Franchises are sold through time and the sale of a franchise in the 1880’s is no different than one sold in the 20th century. Nicknames may change, but the franchise is the franchise, even if it moves from Brooklyn to Los Angeles. Ownership has been passed from hand to hand beginning in 1883 when George Taylor, Charles Byrne, Joseph Doyle, and Ferdinand Abel financed the first Brooklyn nine. Today the baton has been passed to Magic Johnson and a large investment consortium.

Yet for some reason there is a prevailing attitude to be dismissive of the past when it is in the 19th century. The rules may have been different, but it was still baseball. Of Cy Young’s 511 wins 257 came before 1900, but they are still counted among his 511 wins.

Years ago they changed the rules for no-hitters eliminating the no-hitters for pitchers who pitched 8 innings and lost because the pitcher was on the road team, thus no reason for playing the bottom of the 9th. But it was a complete game. They also eliminated those that were rain shortened.
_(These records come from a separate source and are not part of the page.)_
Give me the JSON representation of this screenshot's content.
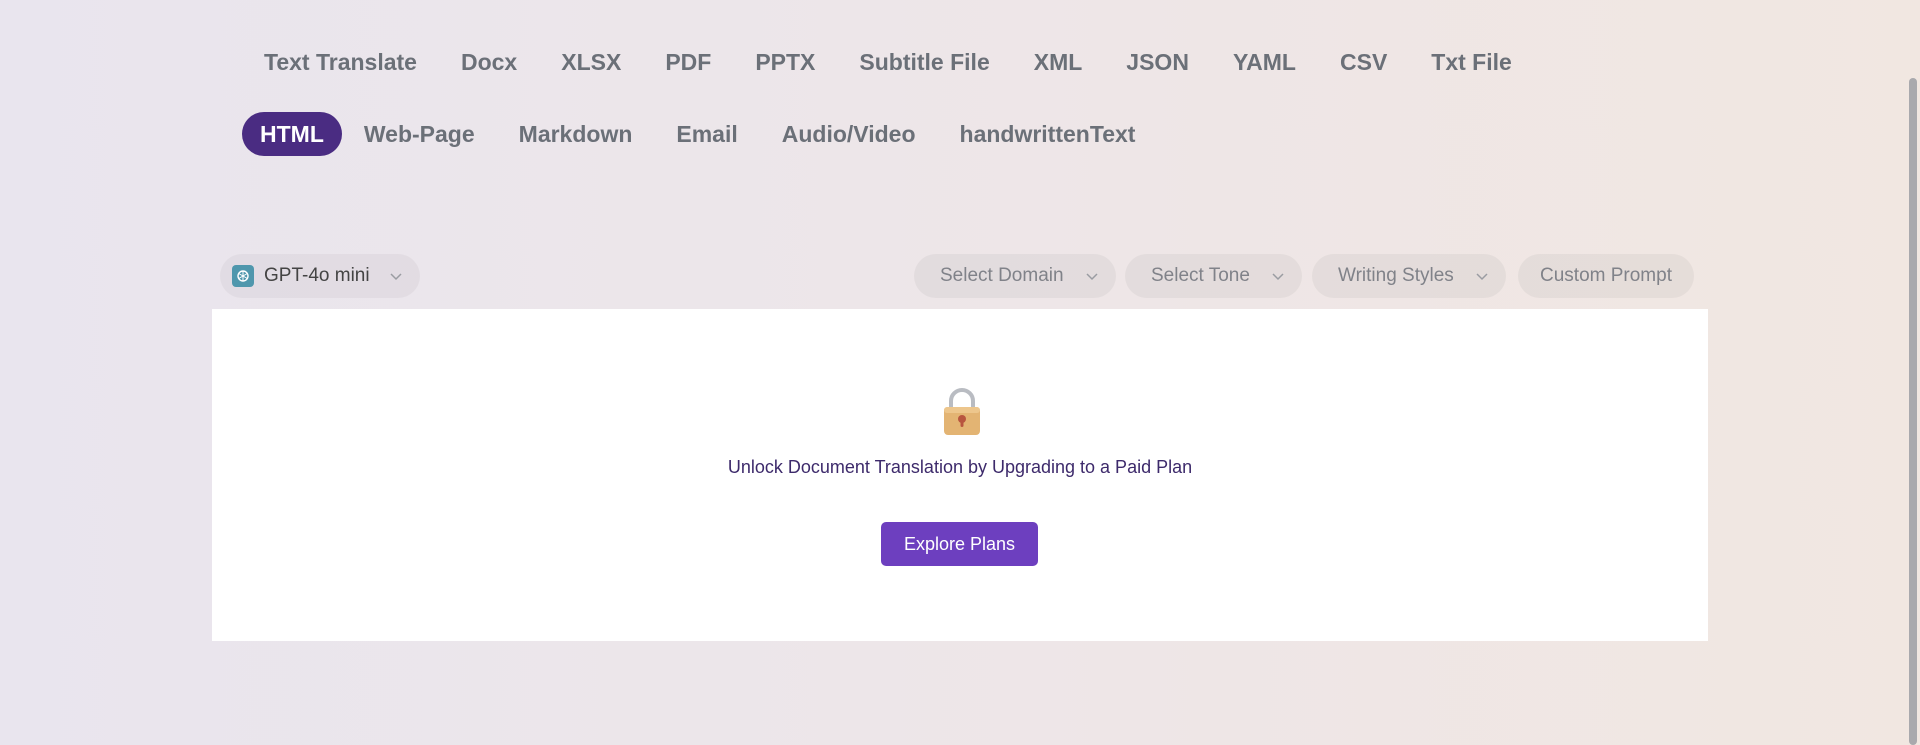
{
  "tabs": [
    {
      "label": "Text Translate",
      "active": false
    },
    {
      "label": "Docx",
      "active": false
    },
    {
      "label": "XLSX",
      "active": false
    },
    {
      "label": "PDF",
      "active": false
    },
    {
      "label": "PPTX",
      "active": false
    },
    {
      "label": "Subtitle File",
      "active": false
    },
    {
      "label": "XML",
      "active": false
    },
    {
      "label": "JSON",
      "active": false
    },
    {
      "label": "YAML",
      "active": false
    },
    {
      "label": "CSV",
      "active": false
    },
    {
      "label": "Txt File",
      "active": false
    },
    {
      "label": "HTML",
      "active": true
    },
    {
      "label": "Web-Page",
      "active": false
    },
    {
      "label": "Markdown",
      "active": false
    },
    {
      "label": "Email",
      "active": false
    },
    {
      "label": "Audio/Video",
      "active": false
    },
    {
      "label": "handwrittenText",
      "active": false
    }
  ],
  "model": {
    "label": "GPT-4o mini",
    "icon": "openai-icon"
  },
  "options": {
    "domain": "Select Domain",
    "tone": "Select Tone",
    "writing_styles": "Writing Styles",
    "custom_prompt": "Custom Prompt"
  },
  "card": {
    "lock_icon": "lock-icon",
    "message": "Unlock Document Translation by Upgrading to a Paid Plan",
    "button_label": "Explore Plans"
  },
  "colors": {
    "active_tab": "#4a2c82",
    "button": "#6d3fbf",
    "message_text": "#3d2a6b"
  }
}
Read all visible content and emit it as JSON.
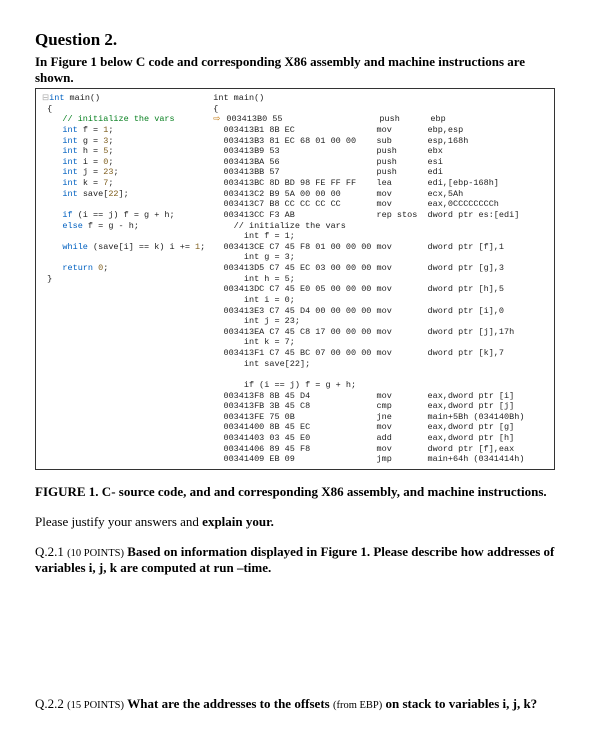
{
  "title": "Question 2.",
  "intro": "In Figure 1 below C code and corresponding X86 assembly and machine instructions are shown.",
  "c_code": {
    "sig": "int main()",
    "open": "{",
    "comment": "// initialize the vars",
    "lines": [
      "int f = 1;",
      "int g = 3;",
      "int h = 5;",
      "int i = 0;",
      "int j = 23;",
      "int k = 7;",
      "int save[22];",
      "",
      "if (i == j) f = g + h;",
      "else f = g - h;",
      "",
      "while (save[i] == k) i += 1;",
      "",
      "return 0;"
    ],
    "close": "}"
  },
  "asm_header": "int main()",
  "asm_open": "{",
  "asm": [
    {
      "addr": "003413B0",
      "bytes": "55",
      "op": "push",
      "args": "ebp",
      "arrow": true
    },
    {
      "addr": "003413B1",
      "bytes": "8B EC",
      "op": "mov",
      "args": "ebp,esp"
    },
    {
      "addr": "003413B3",
      "bytes": "81 EC 68 01 00 00",
      "op": "sub",
      "args": "esp,168h"
    },
    {
      "addr": "003413B9",
      "bytes": "53",
      "op": "push",
      "args": "ebx"
    },
    {
      "addr": "003413BA",
      "bytes": "56",
      "op": "push",
      "args": "esi"
    },
    {
      "addr": "003413BB",
      "bytes": "57",
      "op": "push",
      "args": "edi"
    },
    {
      "addr": "003413BC",
      "bytes": "8D BD 98 FE FF FF",
      "op": "lea",
      "args": "edi,[ebp-168h]"
    },
    {
      "addr": "003413C2",
      "bytes": "B9 5A 00 00 00",
      "op": "mov",
      "args": "ecx,5Ah"
    },
    {
      "addr": "003413C7",
      "bytes": "B8 CC CC CC CC",
      "op": "mov",
      "args": "eax,0CCCCCCCCh"
    },
    {
      "addr": "003413CC",
      "bytes": "F3 AB",
      "op": "rep stos",
      "args": "dword ptr es:[edi]"
    }
  ],
  "asm_comments": [
    {
      "text": "// initialize the vars"
    },
    {
      "text": "  int f = 1;"
    }
  ],
  "asm2": [
    {
      "addr": "003413CE",
      "bytes": "C7 45 F8 01 00 00 00",
      "op": "mov",
      "args": "dword ptr [f],1"
    },
    {
      "src": "  int g = 3;"
    },
    {
      "addr": "003413D5",
      "bytes": "C7 45 EC 03 00 00 00",
      "op": "mov",
      "args": "dword ptr [g],3"
    },
    {
      "src": "  int h = 5;"
    },
    {
      "addr": "003413DC",
      "bytes": "C7 45 E0 05 00 00 00",
      "op": "mov",
      "args": "dword ptr [h],5"
    },
    {
      "src": "  int i = 0;"
    },
    {
      "addr": "003413E3",
      "bytes": "C7 45 D4 00 00 00 00",
      "op": "mov",
      "args": "dword ptr [i],0"
    },
    {
      "src": "  int j = 23;"
    },
    {
      "addr": "003413EA",
      "bytes": "C7 45 C8 17 00 00 00",
      "op": "mov",
      "args": "dword ptr [j],17h"
    },
    {
      "src": "  int k = 7;"
    },
    {
      "addr": "003413F1",
      "bytes": "C7 45 BC 07 00 00 00",
      "op": "mov",
      "args": "dword ptr [k],7"
    },
    {
      "src": "  int save[22];"
    },
    {
      "src": ""
    },
    {
      "src": "  if (i == j) f = g + h;"
    },
    {
      "addr": "003413F8",
      "bytes": "8B 45 D4",
      "op": "mov",
      "args": "eax,dword ptr [i]"
    },
    {
      "addr": "003413FB",
      "bytes": "3B 45 C8",
      "op": "cmp",
      "args": "eax,dword ptr [j]"
    },
    {
      "addr": "003413FE",
      "bytes": "75 0B",
      "op": "jne",
      "args": "main+5Bh (034140Bh)"
    },
    {
      "addr": "00341400",
      "bytes": "8B 45 EC",
      "op": "mov",
      "args": "eax,dword ptr [g]"
    },
    {
      "addr": "00341403",
      "bytes": "03 45 E0",
      "op": "add",
      "args": "eax,dword ptr [h]"
    },
    {
      "addr": "00341406",
      "bytes": "89 45 F8",
      "op": "mov",
      "args": "dword ptr [f],eax"
    },
    {
      "addr": "00341409",
      "bytes": "EB 09",
      "op": "jmp",
      "args": "main+64h (0341414h)"
    }
  ],
  "caption": "FIGURE 1.  C- source code, and and corresponding X86 assembly, and machine instructions.",
  "justify": "Please justify your answers and explain your.",
  "q21_label": "Q.2.1 (10 POINTS)",
  "q21_text": "Based on information displayed in Figure 1. Please describe how addresses of variables i, j, k are computed at run –time.",
  "q22_label": "Q.2.2 (15 POINTS)",
  "q22_text": "What are the addresses to the offsets (from EBP) on stack to variables i, j, k?",
  "q22_from": "(from EBP)"
}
Even though it was a legal game, it was not a no-hitter.

Discrepancies are often found in researching or analyzing baseball statistics and when they are the 19th century gets short shift for some reason. I wonder if in the 23rd century-provided  the world is still existing-and baseball has changed its rules, will present statistics be getting the short shift. Could it be that every athlete is on some kind of performance enhancing drug and there are now two separate record books. One for pre 22nd century baseball when substances were banned, but players used them anyway and one for post 22nd century baseball when everything was legalized.

Never happen you say. I thought the same in the 1960’s regarding marijuana. But guess what?

In the end, as in the beginning, the Dodgers have 25 no-hitters. Put that in your hookah.